(RECORDS FOR PROCESSING begins)

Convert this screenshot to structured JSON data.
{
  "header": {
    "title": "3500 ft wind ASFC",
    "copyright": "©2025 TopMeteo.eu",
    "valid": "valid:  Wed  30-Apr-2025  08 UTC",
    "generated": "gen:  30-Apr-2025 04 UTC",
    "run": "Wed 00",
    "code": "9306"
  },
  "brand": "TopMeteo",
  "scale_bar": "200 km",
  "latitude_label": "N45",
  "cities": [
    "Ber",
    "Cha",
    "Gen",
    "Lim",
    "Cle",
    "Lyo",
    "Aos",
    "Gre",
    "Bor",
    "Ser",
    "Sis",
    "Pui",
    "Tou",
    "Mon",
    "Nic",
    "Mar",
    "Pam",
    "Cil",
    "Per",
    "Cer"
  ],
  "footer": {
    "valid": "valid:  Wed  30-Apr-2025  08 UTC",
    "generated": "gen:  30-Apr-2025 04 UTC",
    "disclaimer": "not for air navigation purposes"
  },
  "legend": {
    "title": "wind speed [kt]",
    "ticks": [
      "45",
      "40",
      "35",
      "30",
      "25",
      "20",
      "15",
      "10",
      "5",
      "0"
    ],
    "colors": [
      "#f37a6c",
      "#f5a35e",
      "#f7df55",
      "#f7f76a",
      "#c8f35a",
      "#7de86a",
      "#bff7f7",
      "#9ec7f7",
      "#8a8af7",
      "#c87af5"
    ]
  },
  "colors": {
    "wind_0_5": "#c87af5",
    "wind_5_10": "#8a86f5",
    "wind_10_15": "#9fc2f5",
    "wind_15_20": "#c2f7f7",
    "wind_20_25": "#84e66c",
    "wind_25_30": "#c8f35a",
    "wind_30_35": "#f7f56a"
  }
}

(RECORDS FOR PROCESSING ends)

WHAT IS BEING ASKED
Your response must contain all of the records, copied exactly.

TASK ANSWER
Convert this screenshot to structured JSON data.
{
  "header": {
    "title": "3500 ft wind ASFC",
    "copyright": "©2025 TopMeteo.eu",
    "valid": "valid:  Wed  30-Apr-2025  08 UTC",
    "generated": "gen:  30-Apr-2025 04 UTC",
    "run": "Wed 00",
    "code": "9306"
  },
  "brand": "TopMeteo",
  "scale_bar": "200 km",
  "latitude_label": "N45",
  "cities": [
    "Ber",
    "Cha",
    "Gen",
    "Lim",
    "Cle",
    "Lyo",
    "Aos",
    "Gre",
    "Bor",
    "Ser",
    "Sis",
    "Pui",
    "Tou",
    "Mon",
    "Nic",
    "Mar",
    "Pam",
    "Cil",
    "Per",
    "Cer"
  ],
  "footer": {
    "valid": "valid:  Wed  30-Apr-2025  08 UTC",
    "generated": "gen:  30-Apr-2025 04 UTC",
    "disclaimer": "not for air navigation purposes"
  },
  "legend": {
    "title": "wind speed [kt]",
    "ticks": [
      "45",
      "40",
      "35",
      "30",
      "25",
      "20",
      "15",
      "10",
      "5",
      "0"
    ],
    "colors": [
      "#f37a6c",
      "#f5a35e",
      "#f7df55",
      "#f7f76a",
      "#c8f35a",
      "#7de86a",
      "#bff7f7",
      "#9ec7f7",
      "#8a8af7",
      "#c87af5"
    ]
  },
  "colors": {
    "wind_0_5": "#c87af5",
    "wind_5_10": "#8a86f5",
    "wind_10_15": "#9fc2f5",
    "wind_15_20": "#c2f7f7",
    "wind_20_25": "#84e66c",
    "wind_25_30": "#c8f35a",
    "wind_30_35": "#f7f56a"
  }
}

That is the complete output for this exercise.